### [WORK ITEM]
Your answer should be every line of the entries that has the string "circle" in it.

### [INFORMATION GIVEN]
*** Begin section ***
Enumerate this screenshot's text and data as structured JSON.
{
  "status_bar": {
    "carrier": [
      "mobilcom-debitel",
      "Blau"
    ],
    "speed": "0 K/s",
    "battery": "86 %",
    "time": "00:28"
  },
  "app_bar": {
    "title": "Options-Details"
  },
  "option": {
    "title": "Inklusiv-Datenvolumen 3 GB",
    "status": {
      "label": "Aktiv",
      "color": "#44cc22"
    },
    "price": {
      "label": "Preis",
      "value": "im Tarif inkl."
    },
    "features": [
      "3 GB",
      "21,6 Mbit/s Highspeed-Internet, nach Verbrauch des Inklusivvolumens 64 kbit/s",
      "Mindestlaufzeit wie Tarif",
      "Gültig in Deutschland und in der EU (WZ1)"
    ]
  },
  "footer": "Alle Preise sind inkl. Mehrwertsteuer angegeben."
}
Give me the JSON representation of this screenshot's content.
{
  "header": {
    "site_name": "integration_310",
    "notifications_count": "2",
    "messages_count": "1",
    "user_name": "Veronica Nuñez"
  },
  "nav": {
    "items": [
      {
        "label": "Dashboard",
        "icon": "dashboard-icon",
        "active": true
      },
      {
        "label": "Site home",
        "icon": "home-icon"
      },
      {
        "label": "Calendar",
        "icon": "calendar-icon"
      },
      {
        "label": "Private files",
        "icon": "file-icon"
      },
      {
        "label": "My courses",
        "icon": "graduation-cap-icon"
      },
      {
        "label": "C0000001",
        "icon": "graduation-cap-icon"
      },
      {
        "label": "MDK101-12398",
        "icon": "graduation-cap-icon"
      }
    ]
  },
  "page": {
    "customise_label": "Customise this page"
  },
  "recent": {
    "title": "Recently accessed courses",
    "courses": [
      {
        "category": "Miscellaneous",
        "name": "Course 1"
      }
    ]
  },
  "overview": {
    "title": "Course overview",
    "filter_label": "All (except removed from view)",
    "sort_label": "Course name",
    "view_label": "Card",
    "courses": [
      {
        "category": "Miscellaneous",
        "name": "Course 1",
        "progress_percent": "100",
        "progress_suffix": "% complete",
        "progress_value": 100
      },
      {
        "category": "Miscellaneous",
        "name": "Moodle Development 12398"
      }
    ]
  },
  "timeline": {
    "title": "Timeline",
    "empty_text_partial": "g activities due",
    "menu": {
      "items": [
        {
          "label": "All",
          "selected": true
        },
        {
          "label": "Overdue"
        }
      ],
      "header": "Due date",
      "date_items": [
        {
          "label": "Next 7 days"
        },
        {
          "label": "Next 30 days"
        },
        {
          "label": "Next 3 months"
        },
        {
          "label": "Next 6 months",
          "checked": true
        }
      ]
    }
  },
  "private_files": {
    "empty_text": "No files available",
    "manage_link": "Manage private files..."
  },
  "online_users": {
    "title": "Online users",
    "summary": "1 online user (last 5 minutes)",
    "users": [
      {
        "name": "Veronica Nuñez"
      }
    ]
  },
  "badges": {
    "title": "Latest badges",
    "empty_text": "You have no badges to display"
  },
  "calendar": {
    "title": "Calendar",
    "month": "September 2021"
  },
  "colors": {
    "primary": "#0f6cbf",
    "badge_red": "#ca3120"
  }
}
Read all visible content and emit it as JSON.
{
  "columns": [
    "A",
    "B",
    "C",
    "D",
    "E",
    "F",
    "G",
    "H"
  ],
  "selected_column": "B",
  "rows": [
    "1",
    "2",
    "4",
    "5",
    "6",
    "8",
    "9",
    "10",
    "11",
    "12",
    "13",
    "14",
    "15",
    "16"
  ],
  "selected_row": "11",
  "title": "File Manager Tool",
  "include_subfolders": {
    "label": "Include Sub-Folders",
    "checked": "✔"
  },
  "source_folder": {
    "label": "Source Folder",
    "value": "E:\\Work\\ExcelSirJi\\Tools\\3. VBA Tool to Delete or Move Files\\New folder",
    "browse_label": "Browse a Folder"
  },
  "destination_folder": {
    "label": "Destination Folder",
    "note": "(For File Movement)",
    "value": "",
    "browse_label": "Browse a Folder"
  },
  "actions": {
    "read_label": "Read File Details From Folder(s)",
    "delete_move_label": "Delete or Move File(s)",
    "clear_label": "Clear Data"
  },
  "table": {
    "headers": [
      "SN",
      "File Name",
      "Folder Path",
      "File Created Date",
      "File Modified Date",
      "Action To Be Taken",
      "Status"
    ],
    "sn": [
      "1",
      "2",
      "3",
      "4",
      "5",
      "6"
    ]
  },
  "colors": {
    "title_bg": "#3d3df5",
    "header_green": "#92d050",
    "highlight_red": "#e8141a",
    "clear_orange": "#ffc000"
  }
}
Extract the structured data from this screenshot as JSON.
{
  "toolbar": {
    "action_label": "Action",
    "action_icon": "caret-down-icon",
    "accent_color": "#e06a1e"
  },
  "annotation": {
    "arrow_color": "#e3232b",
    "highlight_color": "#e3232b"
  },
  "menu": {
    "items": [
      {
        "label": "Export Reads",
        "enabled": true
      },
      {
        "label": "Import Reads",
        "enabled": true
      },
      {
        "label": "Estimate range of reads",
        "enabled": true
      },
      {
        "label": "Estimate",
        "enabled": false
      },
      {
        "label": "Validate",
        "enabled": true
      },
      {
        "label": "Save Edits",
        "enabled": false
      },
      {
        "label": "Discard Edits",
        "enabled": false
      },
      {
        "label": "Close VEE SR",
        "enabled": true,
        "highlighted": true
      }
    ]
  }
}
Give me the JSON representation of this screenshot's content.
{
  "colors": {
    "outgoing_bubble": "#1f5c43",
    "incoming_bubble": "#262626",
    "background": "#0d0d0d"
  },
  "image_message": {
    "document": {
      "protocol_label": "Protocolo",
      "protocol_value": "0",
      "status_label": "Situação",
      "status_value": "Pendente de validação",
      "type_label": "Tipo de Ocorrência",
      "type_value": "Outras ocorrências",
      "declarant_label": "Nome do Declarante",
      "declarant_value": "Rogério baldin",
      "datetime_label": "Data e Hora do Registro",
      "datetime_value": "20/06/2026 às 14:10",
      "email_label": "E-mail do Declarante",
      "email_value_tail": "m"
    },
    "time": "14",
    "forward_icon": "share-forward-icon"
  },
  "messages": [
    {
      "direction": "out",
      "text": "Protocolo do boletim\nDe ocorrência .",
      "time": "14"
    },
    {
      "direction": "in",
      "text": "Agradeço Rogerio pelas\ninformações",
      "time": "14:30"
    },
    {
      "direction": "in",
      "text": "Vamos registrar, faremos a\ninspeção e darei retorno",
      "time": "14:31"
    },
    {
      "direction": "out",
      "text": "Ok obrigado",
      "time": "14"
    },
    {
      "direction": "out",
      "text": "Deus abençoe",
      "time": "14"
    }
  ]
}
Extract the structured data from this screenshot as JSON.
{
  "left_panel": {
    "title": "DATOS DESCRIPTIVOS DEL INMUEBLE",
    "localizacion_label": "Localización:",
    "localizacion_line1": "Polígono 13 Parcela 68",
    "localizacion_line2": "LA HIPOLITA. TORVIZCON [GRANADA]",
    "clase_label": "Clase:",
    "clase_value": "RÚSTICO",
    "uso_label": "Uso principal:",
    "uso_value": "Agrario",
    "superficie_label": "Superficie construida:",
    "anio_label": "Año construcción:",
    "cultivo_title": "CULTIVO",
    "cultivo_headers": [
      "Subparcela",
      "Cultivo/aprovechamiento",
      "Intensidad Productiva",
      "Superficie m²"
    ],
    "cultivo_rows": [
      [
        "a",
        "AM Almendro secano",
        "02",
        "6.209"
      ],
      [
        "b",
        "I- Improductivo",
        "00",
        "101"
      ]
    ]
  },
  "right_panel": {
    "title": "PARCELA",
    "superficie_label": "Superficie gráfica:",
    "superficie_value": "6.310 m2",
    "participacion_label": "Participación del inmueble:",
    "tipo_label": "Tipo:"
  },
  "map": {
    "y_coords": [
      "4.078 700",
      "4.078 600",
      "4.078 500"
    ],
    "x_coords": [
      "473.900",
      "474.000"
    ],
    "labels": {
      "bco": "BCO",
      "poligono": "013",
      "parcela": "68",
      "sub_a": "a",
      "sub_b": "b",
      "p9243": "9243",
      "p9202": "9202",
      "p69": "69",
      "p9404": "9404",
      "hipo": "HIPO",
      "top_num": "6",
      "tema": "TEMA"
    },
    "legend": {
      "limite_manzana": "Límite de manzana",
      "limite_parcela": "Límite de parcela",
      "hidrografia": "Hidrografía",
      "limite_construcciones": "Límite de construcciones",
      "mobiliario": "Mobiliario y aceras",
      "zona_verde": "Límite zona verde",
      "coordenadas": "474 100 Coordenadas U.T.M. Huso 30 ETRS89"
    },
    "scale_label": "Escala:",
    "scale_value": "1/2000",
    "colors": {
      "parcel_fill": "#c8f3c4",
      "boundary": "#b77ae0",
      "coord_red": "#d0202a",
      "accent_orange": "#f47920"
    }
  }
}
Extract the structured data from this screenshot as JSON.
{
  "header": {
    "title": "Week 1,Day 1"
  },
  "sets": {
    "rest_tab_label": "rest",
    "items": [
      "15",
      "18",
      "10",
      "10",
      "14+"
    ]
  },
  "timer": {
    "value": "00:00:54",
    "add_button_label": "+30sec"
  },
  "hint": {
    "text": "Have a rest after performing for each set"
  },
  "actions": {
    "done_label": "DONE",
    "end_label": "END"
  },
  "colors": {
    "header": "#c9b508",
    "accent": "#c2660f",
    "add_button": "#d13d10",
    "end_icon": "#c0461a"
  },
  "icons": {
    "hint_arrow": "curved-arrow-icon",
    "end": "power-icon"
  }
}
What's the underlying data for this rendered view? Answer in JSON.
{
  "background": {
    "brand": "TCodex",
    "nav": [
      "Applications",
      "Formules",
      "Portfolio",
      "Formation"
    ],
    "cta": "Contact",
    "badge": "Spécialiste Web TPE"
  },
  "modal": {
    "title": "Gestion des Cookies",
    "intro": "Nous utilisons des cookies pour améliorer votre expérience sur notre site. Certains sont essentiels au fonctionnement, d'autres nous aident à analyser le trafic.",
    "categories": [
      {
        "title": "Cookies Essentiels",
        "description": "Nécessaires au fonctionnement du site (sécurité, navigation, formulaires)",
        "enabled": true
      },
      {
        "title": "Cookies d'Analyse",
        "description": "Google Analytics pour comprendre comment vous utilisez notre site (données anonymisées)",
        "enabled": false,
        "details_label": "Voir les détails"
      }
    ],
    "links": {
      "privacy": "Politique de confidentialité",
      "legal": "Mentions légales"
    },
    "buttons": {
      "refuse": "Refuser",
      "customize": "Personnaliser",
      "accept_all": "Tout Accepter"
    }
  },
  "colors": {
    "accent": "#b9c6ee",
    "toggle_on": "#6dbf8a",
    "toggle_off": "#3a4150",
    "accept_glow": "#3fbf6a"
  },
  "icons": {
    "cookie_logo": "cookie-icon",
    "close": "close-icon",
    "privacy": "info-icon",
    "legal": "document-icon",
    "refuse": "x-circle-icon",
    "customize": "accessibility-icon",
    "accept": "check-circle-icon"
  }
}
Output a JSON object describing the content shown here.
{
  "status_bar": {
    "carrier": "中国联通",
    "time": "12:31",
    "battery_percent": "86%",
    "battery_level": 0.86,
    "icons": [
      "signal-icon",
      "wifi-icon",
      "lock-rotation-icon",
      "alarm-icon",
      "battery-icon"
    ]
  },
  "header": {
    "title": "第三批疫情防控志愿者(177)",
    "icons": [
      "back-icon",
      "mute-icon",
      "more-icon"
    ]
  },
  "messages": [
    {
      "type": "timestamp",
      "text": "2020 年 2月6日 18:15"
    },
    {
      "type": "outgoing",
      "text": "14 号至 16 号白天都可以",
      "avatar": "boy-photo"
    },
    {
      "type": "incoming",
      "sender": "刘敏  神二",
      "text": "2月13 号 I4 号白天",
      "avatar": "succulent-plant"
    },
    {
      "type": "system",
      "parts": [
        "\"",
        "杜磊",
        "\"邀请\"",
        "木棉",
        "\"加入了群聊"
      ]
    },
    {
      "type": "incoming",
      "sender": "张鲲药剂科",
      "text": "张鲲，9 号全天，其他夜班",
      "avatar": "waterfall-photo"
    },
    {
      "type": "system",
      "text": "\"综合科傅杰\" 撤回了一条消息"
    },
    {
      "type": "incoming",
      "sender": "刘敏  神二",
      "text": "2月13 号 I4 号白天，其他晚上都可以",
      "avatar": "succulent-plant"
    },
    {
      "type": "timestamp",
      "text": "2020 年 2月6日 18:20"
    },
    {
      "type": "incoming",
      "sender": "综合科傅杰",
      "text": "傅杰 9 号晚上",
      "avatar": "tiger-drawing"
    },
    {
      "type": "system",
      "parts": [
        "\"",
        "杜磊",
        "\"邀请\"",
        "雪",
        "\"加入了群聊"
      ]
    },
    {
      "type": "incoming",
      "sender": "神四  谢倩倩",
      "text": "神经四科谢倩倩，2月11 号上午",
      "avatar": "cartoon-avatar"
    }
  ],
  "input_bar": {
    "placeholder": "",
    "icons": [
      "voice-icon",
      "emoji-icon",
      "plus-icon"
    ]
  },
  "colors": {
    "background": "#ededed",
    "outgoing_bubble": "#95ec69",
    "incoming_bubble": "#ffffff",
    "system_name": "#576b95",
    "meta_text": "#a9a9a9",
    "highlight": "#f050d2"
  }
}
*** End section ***
### [RESPONSE]
    "refuse": "x-circle-icon",
    "accept": "check-circle-icon"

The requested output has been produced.